Easy Pad Thai Rice:

2 servings

You could always add meat to this. Just stir fry some chicken or shrimp before the veggies, remove it from the heat and add it back in at the end.

Sauce: *

¼ c oyster sauce

2 tbsp fish sauce

2 tbsp sugar

*The oyster and fish sauces can be found in the “ethnic” food section of most bigger grocery stores.

Veggies (use whatever sounds good to you! But I typically use…):

2 med carrots, sliced into sticks

1 large zucchini, sliced into sticks

½ red onion, sliced thinly

4 green onions, light green and dark green parts

2 eggs

1 c rice



Whisk sauce ingredients together in small bowl and set aside.



Scramble eggs and prepare one cup of dry rice (which will make 2 servings once cooked. I use quick white rice, but I’m sure this would be yummy with brown rice, too). Set eggs and rice aside.



Working in batches, stir fry the veggies over medium high heat (I use “7” setting) in about ½ tablespoon of veggie oil. I typically start with the carrots, which take the longest to cook, and do the red onions last. Once one veggie is done (tender with some brown spots), remove it to a bowl and continue with the next one, adding more oil as needed. Don’t overcook! Nothing is worse than mushy vegetables.

See? Brown spots.

Add the green onions at the last minute, so they warm up but don’t cook much.

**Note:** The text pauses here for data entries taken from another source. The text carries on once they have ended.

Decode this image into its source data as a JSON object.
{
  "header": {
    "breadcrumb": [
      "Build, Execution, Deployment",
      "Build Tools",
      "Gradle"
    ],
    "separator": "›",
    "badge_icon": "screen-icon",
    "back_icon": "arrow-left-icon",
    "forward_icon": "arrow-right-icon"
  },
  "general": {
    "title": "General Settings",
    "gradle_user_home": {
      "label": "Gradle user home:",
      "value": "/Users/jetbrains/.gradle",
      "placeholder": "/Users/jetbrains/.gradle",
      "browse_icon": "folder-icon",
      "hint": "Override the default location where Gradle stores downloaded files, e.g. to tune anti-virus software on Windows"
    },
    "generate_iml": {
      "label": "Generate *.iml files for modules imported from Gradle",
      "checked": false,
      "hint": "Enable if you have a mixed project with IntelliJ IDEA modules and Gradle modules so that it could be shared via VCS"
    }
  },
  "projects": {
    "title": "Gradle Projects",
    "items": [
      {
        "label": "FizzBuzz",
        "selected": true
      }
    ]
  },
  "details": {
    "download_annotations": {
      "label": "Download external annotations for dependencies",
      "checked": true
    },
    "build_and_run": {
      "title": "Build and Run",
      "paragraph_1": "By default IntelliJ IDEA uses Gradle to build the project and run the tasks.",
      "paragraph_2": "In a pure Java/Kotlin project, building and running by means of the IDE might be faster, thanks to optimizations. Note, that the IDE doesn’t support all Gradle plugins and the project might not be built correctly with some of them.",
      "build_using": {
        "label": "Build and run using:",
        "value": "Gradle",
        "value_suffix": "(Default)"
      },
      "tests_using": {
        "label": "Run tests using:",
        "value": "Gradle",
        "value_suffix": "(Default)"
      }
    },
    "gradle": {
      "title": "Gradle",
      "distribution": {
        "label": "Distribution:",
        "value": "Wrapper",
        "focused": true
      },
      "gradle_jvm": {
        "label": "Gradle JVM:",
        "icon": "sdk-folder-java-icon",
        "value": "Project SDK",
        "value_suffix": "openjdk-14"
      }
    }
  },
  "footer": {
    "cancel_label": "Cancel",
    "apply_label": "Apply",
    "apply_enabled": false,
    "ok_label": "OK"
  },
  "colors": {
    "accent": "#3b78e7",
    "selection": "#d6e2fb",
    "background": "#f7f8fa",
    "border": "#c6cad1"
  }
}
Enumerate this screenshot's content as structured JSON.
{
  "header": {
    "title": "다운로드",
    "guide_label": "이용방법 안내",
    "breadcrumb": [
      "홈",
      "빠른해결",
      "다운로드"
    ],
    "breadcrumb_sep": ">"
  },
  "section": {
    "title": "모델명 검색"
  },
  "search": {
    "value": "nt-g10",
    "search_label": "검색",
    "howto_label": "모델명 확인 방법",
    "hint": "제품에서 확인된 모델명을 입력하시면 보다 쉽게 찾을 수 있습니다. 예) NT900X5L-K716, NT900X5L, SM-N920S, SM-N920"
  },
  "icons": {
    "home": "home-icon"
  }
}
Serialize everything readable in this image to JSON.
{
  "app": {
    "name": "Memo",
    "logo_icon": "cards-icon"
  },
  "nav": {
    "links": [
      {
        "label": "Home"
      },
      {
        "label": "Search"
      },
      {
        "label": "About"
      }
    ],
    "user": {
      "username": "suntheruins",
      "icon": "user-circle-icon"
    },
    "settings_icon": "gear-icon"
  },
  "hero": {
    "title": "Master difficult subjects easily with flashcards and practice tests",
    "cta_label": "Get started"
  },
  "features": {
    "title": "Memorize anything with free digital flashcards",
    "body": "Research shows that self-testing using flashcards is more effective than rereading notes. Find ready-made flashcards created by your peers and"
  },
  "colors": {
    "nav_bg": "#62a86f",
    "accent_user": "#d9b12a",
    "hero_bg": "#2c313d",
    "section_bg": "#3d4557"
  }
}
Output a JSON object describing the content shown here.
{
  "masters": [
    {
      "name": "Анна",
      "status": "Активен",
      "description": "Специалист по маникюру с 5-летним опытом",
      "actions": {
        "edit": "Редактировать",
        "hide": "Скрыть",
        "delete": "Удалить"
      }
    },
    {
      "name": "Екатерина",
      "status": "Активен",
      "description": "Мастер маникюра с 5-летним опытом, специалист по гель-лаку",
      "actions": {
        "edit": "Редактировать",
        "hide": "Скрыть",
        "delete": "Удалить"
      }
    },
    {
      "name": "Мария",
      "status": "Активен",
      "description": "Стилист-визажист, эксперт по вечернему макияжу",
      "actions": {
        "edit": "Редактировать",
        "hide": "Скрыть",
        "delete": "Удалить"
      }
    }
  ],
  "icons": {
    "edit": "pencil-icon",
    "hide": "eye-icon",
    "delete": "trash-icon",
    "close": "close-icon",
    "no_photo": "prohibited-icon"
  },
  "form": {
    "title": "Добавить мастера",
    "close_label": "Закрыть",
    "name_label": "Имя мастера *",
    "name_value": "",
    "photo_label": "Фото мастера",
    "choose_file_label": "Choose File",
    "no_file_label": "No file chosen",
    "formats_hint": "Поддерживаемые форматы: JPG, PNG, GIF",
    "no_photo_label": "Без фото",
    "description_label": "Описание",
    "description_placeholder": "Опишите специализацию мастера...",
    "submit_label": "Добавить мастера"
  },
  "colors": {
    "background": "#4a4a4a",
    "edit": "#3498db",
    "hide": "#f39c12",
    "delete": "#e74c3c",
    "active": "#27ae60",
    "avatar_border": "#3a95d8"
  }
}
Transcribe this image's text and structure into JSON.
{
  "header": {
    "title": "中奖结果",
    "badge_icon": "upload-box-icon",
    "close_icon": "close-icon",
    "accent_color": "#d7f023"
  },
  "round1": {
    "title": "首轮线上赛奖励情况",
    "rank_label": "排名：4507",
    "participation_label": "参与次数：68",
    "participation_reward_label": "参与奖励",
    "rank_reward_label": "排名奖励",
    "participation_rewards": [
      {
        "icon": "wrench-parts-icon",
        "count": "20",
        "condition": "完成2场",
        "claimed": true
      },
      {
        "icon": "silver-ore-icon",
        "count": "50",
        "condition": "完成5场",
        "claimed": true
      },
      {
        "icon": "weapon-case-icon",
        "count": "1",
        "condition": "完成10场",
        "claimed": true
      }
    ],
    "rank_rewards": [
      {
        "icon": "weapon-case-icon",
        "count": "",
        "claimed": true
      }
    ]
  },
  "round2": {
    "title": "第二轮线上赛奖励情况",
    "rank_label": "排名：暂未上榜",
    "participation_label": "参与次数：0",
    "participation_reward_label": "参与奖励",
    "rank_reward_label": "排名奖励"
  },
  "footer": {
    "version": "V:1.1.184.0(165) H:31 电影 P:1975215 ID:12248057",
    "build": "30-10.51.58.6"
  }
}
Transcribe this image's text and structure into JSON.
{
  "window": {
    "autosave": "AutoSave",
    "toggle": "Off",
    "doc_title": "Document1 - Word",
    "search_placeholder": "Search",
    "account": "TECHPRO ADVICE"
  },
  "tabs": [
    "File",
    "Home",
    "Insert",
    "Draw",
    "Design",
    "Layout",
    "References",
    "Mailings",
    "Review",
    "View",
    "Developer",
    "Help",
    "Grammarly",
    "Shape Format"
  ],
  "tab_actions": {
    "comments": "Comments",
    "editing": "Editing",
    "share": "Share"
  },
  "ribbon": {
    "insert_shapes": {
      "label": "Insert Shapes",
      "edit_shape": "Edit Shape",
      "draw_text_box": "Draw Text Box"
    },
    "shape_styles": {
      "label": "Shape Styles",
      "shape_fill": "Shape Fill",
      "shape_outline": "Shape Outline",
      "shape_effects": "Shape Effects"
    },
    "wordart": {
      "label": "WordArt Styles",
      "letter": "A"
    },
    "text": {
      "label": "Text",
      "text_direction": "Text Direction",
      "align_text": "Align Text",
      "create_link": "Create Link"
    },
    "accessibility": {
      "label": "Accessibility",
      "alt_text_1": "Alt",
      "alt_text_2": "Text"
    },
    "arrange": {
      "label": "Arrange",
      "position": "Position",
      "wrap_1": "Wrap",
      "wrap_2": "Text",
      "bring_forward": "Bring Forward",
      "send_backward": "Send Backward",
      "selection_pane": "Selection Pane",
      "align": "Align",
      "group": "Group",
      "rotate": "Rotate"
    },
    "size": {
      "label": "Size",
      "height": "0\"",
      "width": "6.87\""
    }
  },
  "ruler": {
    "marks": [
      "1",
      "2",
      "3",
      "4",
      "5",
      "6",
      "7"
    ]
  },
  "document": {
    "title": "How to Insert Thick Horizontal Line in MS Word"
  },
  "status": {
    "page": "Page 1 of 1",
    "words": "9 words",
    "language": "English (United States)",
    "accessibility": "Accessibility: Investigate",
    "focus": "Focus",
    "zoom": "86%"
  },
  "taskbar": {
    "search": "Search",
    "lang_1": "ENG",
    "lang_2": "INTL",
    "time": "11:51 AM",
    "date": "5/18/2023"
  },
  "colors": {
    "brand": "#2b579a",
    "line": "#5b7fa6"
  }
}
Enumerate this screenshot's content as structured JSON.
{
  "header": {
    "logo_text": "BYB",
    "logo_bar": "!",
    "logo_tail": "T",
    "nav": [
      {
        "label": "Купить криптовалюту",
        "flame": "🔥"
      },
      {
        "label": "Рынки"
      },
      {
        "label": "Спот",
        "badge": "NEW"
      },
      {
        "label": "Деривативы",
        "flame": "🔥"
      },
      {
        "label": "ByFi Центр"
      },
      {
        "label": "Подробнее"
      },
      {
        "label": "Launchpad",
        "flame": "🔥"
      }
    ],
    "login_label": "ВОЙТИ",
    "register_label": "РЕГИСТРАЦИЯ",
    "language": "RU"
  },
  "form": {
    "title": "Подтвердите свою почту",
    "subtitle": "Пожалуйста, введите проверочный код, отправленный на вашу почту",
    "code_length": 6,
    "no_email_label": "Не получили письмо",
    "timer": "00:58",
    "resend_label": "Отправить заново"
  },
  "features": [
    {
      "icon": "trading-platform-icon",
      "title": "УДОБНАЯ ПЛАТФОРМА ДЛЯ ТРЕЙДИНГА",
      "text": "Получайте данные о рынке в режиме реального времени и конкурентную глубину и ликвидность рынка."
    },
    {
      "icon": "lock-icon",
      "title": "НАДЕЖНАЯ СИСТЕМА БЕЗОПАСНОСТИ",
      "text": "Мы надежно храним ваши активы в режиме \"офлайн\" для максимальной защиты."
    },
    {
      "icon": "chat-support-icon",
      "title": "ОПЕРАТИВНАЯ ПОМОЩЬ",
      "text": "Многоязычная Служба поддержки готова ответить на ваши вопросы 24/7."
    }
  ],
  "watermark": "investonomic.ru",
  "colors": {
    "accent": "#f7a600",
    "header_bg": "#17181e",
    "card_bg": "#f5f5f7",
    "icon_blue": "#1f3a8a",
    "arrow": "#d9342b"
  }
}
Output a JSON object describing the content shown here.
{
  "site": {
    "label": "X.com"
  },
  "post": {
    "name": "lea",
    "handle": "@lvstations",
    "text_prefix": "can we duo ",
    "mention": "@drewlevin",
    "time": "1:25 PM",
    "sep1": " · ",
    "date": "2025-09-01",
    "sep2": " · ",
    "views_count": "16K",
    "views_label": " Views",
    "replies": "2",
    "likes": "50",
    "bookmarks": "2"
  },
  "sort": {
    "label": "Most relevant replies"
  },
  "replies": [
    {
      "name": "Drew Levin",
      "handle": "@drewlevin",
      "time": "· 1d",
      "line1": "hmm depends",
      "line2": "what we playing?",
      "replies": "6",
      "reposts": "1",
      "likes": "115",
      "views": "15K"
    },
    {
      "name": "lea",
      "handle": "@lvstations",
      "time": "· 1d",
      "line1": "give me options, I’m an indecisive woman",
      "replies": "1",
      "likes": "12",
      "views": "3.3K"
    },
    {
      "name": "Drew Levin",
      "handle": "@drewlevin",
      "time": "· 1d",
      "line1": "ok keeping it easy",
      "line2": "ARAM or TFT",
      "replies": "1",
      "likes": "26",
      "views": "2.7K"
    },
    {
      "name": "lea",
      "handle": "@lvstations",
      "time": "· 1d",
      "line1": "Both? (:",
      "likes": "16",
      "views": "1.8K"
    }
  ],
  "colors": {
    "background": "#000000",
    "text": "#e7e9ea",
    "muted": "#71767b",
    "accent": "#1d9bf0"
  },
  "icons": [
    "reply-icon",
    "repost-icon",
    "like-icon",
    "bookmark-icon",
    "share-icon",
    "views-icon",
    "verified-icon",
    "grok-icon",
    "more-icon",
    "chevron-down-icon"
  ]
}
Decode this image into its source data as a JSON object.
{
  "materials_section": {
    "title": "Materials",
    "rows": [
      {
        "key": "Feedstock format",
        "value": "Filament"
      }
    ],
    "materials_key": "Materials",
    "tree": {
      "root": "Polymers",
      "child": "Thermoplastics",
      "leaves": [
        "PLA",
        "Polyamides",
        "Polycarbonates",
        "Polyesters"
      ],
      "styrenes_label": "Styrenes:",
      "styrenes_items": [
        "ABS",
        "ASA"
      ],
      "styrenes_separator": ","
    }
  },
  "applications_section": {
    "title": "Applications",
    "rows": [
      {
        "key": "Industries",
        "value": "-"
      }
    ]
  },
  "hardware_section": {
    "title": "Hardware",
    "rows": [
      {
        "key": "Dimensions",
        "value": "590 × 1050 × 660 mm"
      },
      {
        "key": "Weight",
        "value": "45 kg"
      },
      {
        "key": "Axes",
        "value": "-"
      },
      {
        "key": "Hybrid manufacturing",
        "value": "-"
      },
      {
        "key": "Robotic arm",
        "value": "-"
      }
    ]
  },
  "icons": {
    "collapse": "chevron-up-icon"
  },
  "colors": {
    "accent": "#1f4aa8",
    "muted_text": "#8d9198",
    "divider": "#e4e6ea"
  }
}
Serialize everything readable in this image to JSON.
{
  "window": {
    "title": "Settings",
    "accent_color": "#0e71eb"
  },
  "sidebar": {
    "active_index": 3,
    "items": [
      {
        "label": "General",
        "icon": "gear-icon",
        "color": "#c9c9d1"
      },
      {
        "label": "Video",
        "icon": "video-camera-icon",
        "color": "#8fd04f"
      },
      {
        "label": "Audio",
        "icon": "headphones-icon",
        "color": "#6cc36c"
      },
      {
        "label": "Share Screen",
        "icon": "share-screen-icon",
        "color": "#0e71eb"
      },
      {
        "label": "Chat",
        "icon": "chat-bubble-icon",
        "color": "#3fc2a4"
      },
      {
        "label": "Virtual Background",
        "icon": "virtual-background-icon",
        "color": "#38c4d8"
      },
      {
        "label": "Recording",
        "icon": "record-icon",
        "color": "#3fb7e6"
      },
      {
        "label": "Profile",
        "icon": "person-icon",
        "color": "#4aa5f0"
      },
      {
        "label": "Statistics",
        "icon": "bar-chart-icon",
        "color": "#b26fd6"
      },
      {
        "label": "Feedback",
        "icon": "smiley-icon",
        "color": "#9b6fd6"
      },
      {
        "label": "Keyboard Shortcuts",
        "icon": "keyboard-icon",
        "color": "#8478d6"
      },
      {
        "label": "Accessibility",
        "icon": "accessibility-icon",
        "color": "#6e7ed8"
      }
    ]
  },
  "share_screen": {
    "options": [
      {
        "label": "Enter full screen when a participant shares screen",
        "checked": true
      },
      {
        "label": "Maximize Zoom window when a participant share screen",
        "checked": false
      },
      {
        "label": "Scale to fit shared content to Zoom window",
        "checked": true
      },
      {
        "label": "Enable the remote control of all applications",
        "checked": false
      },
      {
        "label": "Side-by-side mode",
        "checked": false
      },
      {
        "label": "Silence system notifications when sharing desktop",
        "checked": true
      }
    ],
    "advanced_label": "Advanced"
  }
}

Add all the veggies, the rice, the eggs and all the sauce to the stir fry pan. Fold together gently.

Top individual servings with Sriracha. Don’t be a baby – a little spice is nice. Chopped cilantro is also delicious and adds even more color to this pretty bowl.

Don’t eat the whole thing, no matter how good it is. Your belly will hurt. I speak from experience here.